Slowly but surely, Walker’s shot began to improve. Though the issue stemmed from his hand injury, Kellen emphasized to Walker the importance of first building a base with his lower body to create a duplicable, easy shot. And while the confidence began to grow in his stroke, the younger Sampson made sure that Walker understood that his value on the court went beyond just his shooting and that his energizer-bunny-like ability to defend and grab rebounds and loose balls was indispensable.
“Sometimes your focus is so much on what is your perceived weaknesses that you’re not aware of all the strengths,” Kellen said. “He was neglecting all the other things that he’s awesome at.”
Fast forward to now, and Walker’s number has been called again. After fighting for playing time for much of the first month of the season, a season-ending injury to sophomore guard/forward Terrance Arceneaux in mid-December made Walker the next man up, much like in 2021-22. With a year away from the court and plenty of hard lessons behind him, Walker has tried to make the most of his time back.
Walker played important minutes as a de facto power forward in UH’s win over No. 25 Texas Tech, allowing the Cougars to grab an early lead that they wouldn’t relinquish. After a sloppy first eight minutes from both teams, Walker sprinted to the corner on a fastbreak where he received an L.J. Cryer pass and confidently drained a three to cap a decisive 13-0 run. On top of that, Walker made plenty of his usual hustle plays, grabbing three offensive rebounds in a dominant conference home win.

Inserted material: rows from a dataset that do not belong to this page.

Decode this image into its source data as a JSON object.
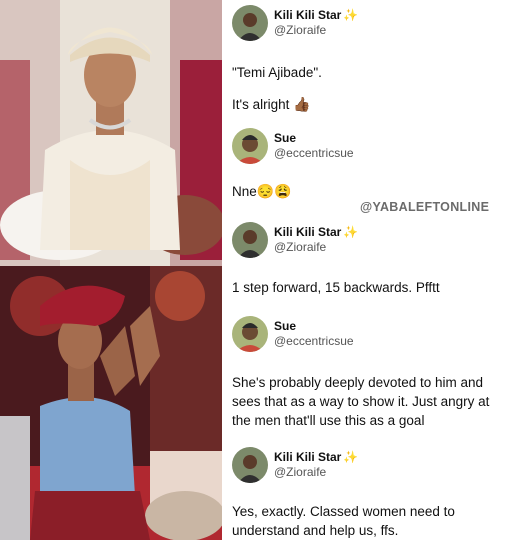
{
  "watermark": "@YABALEFTONLINE",
  "tweets": [
    {
      "author": "Kili Kili Star",
      "sparkle": "✨",
      "handle": "@Zioraife",
      "lines": [
        "\"Temi Ajibade\".",
        "It's alright"
      ],
      "emoji": "👍🏾"
    },
    {
      "author": "Sue",
      "handle": "@eccentricsue",
      "text": "Nne",
      "emoji": "😔😩"
    },
    {
      "author": "Kili Kili Star",
      "sparkle": "✨",
      "handle": "@Zioraife",
      "text": "1 step forward, 15 backwards. Pfftt"
    },
    {
      "author": "Sue",
      "handle": "@eccentricsue",
      "text": "She's probably deeply devoted to him and sees that as a way to show it. Just angry at the men that'll use this as a goal"
    },
    {
      "author": "Kili Kili Star",
      "sparkle": "✨",
      "handle": "@Zioraife",
      "text": "Yes, exactly. Classed women need to understand and help us, ffs."
    }
  ]
}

“It was good to see Ramon going and contribute. I could just see his body language and how he felt about himself just skyrocket after the game,” said Kelvin Sampson. “And then he came in (the next day) bouncing on his toes, and that was good to see.”
A few days later against UCF on Jan. 20, Walker played 19 minutes, hit another three, went 4-5 from the foul line and dished out two assists in perhaps his best game of the season so far. As his confidence and role continue to grow as the season wears on, Walker looks back on his challenging year without basketball as an opportunity to reflect on his own growth into where he is.
“I feel like last year, was needed. Because I feel like it was a good time to figure out how to better myself as a basketball player and as a person,” Walker said. “I’m well prepared to be in the position I’m in right now.”